With the depression of the 1890s, Annandale was subdivided and its character began to change, putting paid to Young's dream of a prestige suburb. It was the beginning of a long period of decline for Young's distinctive houses. The witches houses were divided into flats; Rozelle and Claremont were demolished and replaced with blocks of home units.

Restoration[edit]

Highroyd's owners as of 2009 bought the house in 1988 for $700,000. Architect David Springett began to work for them on the restoration of the house, which involved undoing a great deal of damage and defacement that had accumulated over the years. So-called "hippies" had painted murals on the walls and covered the cedar staircase with a thick coat of green paint.[3] Scraping the paint off the stairs was in itself a major job which took six months. The wrought iron balconies at the front of the house had been enclosed by previous owners to create more room; wrought iron for their restoration had to be made especially for the purpose. Gargoyles had to be made to decorate the spire; sculptor Hugh Reedman was commissioned for the job and produced four gargoyles that had to be lowered into position by crane.

The restoration of Highroyd took twenty years and resulted in the house being entered in the heritage category of Australian Institute of Architects New South Wales awards for 2009. Highroyd is listed on the Heritage Register of New South Wales.[6]

References[edit]

  1. ^ Heritage Branch entry. Department of Planning, New South Wales. Retrieved 22 June 2010.]
  2. ^ The Heritage of Australia, Macmillan Company, 1981, p.2/48
  3. ^ a b c Sunday Telegraph, 24 May 2009, p.85
  4. ^ A Pictorial Guide to Identifying Australian Architecture, Apperly (Angus and Robertson) 1994, p.82
  5. ^ The Heritage of Australia, p.78
  6. ^ State Heritage Register
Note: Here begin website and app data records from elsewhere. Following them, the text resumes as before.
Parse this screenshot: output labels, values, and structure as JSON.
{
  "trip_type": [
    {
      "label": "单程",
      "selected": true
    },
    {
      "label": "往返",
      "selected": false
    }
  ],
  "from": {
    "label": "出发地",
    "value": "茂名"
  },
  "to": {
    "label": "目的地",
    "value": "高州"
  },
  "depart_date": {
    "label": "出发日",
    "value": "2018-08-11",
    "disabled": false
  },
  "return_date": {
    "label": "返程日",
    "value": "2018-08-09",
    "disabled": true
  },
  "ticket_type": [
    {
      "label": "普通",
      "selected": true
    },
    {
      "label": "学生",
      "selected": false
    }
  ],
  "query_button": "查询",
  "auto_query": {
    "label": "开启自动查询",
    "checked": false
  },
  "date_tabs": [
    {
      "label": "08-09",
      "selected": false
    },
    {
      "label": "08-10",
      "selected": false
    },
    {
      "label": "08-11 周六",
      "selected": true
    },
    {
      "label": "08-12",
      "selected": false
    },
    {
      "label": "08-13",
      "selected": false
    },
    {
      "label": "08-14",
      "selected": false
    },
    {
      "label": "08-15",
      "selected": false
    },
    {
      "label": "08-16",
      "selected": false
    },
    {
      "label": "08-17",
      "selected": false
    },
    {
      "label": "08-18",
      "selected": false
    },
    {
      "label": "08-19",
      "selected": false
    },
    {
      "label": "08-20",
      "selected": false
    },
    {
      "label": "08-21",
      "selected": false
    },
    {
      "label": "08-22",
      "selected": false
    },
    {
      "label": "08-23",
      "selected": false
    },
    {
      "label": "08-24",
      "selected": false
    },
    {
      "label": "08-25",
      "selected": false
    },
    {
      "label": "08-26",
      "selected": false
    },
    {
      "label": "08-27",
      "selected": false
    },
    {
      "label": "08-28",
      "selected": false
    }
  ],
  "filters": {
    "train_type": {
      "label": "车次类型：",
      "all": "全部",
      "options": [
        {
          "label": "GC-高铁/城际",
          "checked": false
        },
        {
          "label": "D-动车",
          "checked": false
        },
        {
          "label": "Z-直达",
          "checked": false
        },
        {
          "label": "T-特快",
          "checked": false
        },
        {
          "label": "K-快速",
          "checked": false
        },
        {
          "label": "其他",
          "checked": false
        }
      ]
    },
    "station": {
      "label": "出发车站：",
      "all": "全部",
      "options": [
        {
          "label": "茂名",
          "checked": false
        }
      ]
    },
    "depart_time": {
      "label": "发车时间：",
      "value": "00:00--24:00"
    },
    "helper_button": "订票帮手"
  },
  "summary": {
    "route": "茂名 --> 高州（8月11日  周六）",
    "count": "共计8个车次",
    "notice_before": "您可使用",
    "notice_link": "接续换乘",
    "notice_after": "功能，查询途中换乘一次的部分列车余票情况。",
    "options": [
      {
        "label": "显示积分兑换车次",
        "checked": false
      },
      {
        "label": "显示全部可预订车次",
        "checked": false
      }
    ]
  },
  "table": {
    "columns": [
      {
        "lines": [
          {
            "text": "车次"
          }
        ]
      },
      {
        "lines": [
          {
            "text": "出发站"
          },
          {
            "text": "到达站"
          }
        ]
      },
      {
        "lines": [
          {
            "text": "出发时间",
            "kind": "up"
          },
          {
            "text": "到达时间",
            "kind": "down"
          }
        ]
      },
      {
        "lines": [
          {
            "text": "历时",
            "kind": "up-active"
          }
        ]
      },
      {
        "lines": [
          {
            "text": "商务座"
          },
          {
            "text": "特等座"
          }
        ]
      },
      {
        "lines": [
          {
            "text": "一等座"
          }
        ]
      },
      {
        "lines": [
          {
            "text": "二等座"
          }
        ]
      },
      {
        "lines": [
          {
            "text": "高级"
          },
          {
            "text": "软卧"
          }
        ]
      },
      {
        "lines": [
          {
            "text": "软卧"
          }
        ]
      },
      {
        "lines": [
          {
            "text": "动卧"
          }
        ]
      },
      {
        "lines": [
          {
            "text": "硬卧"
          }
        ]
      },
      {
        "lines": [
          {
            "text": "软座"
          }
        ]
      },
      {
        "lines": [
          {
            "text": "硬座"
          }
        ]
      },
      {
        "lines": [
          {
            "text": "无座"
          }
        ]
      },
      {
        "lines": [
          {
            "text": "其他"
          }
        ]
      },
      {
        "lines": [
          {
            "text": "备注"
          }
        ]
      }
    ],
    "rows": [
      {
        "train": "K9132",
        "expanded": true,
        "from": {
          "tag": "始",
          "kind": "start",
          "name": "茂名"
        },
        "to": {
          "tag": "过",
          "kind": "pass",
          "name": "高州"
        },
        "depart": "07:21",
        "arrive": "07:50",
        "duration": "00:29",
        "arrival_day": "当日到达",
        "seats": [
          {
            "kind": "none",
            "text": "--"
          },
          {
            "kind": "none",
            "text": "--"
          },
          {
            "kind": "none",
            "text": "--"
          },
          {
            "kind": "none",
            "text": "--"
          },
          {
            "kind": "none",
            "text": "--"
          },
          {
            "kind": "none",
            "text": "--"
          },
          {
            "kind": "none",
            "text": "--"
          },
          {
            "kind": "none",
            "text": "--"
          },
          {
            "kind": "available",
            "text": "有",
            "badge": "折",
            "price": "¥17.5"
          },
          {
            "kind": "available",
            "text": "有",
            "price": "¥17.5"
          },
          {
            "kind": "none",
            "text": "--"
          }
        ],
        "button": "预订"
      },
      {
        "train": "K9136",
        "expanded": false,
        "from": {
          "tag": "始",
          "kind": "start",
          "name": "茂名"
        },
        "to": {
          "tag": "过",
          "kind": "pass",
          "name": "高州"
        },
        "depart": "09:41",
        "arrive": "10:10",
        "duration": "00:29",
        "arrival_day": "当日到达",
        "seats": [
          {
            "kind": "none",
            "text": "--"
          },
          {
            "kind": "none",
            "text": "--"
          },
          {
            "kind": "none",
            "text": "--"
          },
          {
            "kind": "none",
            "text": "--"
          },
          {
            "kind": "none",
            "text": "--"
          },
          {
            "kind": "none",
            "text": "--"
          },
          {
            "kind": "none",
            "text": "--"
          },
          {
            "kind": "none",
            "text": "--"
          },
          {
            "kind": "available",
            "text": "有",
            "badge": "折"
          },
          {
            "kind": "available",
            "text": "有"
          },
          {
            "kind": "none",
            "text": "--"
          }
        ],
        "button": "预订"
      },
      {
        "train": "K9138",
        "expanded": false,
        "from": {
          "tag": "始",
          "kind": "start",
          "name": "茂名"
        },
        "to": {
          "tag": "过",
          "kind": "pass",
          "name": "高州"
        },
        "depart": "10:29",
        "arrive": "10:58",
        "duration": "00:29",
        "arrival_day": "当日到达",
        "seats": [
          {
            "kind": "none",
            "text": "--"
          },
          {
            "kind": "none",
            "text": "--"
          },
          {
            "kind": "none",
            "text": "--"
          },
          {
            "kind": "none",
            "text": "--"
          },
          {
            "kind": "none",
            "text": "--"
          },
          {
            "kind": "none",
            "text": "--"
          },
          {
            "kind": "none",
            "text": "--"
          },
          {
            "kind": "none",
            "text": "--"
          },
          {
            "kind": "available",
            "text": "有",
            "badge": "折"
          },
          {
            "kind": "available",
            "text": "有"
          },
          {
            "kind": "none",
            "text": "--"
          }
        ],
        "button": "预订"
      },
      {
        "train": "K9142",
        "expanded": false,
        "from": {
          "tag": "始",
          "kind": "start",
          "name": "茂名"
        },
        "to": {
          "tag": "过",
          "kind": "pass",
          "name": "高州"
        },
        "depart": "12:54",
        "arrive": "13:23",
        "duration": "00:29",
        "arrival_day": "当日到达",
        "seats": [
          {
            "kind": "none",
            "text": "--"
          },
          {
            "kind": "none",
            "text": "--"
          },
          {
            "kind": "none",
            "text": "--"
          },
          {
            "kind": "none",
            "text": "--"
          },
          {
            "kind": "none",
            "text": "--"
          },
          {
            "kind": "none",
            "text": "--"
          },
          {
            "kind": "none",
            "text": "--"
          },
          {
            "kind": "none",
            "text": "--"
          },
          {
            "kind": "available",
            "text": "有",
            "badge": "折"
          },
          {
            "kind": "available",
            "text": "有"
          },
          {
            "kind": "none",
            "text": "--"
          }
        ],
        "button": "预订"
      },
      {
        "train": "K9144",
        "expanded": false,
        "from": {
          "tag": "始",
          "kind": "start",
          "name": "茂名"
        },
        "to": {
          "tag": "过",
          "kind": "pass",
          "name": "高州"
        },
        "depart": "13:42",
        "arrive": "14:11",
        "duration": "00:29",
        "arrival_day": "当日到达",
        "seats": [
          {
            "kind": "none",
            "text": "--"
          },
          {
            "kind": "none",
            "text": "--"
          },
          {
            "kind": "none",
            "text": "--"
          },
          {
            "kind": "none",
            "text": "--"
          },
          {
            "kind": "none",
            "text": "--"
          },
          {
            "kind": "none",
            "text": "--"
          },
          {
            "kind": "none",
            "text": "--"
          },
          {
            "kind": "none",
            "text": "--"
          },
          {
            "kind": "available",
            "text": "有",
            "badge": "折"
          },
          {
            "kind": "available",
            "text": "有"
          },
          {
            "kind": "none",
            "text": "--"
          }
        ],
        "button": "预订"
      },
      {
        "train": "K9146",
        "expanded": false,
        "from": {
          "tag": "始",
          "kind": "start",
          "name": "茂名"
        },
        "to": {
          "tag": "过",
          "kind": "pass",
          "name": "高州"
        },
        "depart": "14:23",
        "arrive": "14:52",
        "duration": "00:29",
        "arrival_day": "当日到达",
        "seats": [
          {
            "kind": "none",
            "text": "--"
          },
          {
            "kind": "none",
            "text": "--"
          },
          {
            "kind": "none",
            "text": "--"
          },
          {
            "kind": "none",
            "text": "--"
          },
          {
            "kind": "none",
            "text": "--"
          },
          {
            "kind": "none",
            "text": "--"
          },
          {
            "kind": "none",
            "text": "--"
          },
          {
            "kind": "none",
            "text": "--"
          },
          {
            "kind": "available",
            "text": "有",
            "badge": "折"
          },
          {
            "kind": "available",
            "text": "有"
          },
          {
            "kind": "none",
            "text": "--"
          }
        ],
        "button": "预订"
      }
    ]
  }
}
External links[edit]

Coordinates: 33°52′31″S 151°10′24″E / 33.8753°S 151.1732°E / -33.8753; 151.1732